• Extracted information:
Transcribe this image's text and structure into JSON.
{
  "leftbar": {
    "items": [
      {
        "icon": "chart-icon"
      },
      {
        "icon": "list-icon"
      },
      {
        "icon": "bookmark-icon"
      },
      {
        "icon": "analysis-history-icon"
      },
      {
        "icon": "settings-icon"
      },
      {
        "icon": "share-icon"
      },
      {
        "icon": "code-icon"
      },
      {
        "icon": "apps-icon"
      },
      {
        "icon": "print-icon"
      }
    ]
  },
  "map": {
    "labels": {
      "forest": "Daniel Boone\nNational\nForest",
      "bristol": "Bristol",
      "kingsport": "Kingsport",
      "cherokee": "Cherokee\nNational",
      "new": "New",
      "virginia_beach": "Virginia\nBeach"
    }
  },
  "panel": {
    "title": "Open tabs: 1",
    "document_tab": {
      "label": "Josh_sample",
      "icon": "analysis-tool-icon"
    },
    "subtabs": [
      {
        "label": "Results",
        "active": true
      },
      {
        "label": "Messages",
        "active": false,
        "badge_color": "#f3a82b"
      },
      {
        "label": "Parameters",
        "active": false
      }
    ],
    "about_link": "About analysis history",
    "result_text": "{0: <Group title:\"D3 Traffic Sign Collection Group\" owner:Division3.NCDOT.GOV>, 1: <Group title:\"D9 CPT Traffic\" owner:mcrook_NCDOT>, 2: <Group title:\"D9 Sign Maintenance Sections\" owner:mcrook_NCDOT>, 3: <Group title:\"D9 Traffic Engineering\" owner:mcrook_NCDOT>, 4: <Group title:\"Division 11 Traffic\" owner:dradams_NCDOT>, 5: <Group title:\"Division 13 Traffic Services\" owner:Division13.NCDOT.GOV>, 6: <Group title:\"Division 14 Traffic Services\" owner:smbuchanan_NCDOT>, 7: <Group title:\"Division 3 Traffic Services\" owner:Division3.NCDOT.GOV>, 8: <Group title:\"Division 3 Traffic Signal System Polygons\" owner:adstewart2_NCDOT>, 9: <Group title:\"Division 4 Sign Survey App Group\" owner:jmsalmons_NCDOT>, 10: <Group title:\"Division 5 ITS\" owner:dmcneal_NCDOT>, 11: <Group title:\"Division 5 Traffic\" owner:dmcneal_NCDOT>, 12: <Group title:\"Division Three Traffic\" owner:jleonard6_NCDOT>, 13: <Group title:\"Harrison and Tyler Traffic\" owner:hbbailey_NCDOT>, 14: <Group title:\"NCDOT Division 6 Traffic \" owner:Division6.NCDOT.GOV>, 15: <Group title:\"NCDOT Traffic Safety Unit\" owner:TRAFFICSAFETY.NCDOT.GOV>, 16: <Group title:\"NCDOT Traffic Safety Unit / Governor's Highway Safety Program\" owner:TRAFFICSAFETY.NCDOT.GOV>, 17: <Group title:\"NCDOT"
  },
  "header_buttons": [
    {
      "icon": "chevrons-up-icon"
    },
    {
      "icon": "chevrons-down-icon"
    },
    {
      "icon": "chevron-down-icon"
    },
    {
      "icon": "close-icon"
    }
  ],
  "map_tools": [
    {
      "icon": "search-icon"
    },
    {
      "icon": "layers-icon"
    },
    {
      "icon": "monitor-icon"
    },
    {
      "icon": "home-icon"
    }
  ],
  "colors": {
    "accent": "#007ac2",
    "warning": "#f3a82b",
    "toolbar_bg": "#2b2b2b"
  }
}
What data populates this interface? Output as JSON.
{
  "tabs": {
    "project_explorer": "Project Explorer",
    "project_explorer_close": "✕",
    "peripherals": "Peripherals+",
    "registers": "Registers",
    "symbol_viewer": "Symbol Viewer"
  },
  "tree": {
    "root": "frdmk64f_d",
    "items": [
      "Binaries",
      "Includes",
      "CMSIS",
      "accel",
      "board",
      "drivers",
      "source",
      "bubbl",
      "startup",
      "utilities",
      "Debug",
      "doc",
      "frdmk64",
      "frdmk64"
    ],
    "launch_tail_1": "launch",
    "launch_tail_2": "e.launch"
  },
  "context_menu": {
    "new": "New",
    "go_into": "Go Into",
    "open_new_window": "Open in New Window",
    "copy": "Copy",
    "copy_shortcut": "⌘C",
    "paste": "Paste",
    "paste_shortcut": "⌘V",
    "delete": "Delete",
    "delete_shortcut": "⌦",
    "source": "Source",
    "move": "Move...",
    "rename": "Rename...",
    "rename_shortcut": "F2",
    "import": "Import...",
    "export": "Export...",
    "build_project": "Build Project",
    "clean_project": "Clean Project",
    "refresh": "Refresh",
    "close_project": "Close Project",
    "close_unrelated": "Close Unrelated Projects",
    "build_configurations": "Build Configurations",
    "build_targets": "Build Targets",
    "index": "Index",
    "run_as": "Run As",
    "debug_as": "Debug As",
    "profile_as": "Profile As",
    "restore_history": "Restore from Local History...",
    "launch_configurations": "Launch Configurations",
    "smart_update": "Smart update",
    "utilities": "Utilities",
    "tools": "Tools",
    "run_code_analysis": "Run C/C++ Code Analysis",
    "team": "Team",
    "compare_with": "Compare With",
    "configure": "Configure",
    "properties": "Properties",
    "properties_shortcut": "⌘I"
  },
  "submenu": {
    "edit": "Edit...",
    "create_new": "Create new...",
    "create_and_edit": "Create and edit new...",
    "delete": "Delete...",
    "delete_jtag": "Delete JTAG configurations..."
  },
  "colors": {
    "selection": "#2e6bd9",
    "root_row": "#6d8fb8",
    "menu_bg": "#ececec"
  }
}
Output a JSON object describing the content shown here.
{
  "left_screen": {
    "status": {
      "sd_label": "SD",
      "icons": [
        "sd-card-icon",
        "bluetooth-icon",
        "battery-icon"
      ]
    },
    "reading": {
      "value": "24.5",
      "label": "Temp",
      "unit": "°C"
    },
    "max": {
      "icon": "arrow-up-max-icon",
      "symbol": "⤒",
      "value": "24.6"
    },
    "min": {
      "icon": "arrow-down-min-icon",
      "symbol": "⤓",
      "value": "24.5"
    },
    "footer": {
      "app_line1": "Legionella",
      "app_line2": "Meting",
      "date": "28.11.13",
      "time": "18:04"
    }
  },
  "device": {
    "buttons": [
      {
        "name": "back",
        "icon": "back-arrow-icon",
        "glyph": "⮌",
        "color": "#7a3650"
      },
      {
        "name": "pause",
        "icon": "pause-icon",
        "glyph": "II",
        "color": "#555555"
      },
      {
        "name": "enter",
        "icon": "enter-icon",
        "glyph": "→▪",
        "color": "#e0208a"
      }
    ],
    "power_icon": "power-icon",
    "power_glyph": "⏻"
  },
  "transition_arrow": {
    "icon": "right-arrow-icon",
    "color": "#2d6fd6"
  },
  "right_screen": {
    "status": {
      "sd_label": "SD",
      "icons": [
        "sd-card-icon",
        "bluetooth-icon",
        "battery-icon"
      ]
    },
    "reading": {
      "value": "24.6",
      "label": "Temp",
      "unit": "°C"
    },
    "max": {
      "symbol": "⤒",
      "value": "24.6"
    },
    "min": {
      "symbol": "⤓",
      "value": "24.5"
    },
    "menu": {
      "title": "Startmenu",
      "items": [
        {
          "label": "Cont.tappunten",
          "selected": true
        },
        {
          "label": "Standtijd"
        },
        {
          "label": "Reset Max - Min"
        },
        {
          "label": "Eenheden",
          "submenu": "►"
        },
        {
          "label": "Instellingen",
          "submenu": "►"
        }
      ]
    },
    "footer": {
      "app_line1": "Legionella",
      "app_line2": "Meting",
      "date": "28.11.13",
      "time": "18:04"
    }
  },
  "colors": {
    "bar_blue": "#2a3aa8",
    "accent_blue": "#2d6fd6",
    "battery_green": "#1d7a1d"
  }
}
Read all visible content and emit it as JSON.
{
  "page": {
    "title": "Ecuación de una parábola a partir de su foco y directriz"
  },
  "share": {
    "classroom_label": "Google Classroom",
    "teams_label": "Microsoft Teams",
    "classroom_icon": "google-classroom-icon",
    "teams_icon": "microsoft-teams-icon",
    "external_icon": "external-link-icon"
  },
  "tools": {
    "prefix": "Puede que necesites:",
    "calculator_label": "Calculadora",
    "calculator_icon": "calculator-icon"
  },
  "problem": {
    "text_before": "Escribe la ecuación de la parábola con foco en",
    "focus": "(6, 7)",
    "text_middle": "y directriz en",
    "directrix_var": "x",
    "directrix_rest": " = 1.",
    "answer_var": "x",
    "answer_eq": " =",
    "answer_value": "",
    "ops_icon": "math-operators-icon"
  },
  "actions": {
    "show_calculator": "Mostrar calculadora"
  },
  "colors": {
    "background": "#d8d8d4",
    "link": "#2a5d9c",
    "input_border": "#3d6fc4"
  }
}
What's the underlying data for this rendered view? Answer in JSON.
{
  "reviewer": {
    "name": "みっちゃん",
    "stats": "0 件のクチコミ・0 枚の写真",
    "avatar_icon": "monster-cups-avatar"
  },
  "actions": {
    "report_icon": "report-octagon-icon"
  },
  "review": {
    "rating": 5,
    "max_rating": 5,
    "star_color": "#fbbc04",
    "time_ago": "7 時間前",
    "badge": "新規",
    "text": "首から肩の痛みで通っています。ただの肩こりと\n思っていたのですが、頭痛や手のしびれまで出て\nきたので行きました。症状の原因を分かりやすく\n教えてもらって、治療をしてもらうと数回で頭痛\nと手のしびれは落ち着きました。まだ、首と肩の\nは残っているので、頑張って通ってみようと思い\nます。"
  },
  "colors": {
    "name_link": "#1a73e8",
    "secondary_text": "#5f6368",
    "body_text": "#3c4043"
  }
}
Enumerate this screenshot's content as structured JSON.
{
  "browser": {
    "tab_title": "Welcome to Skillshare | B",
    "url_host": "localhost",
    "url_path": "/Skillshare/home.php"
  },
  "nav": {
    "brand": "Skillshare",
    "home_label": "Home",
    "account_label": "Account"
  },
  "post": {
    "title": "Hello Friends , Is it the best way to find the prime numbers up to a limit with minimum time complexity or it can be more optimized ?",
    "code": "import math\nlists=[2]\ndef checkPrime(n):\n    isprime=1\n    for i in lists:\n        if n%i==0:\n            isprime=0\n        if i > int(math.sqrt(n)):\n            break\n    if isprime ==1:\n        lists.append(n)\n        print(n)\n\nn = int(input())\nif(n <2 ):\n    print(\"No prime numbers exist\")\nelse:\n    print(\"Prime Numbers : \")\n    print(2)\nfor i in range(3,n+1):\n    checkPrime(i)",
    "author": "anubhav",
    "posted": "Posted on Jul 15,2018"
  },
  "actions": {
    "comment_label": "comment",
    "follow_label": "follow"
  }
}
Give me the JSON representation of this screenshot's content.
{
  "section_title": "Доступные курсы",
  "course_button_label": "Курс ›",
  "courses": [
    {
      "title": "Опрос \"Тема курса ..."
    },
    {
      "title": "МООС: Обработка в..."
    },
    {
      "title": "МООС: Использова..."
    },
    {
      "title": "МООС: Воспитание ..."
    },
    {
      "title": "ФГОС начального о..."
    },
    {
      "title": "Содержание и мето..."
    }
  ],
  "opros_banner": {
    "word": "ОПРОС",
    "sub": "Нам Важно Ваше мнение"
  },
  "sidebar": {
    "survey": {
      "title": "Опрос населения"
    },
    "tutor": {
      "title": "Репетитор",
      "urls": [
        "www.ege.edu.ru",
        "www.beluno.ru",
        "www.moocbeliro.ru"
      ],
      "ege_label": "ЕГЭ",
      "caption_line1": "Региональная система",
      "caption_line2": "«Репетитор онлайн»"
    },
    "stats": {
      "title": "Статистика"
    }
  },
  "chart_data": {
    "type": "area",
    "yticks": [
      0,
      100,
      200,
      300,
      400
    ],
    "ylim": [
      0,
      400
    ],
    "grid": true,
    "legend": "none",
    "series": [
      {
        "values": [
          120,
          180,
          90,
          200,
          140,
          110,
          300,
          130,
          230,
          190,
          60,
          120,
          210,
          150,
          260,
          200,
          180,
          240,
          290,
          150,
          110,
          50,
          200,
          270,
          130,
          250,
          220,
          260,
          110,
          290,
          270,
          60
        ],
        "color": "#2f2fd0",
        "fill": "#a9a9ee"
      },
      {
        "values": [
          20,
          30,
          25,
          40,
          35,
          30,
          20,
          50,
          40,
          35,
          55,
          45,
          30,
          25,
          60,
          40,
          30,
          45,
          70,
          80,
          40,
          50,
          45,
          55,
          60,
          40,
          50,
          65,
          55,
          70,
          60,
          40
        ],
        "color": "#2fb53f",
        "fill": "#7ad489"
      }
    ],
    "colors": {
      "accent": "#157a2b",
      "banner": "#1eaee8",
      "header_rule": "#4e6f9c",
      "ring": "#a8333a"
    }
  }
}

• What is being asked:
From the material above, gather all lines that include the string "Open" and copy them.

• Task response:
    "title": "Open tabs: 1",
    "open_new_window": "Open in New Window",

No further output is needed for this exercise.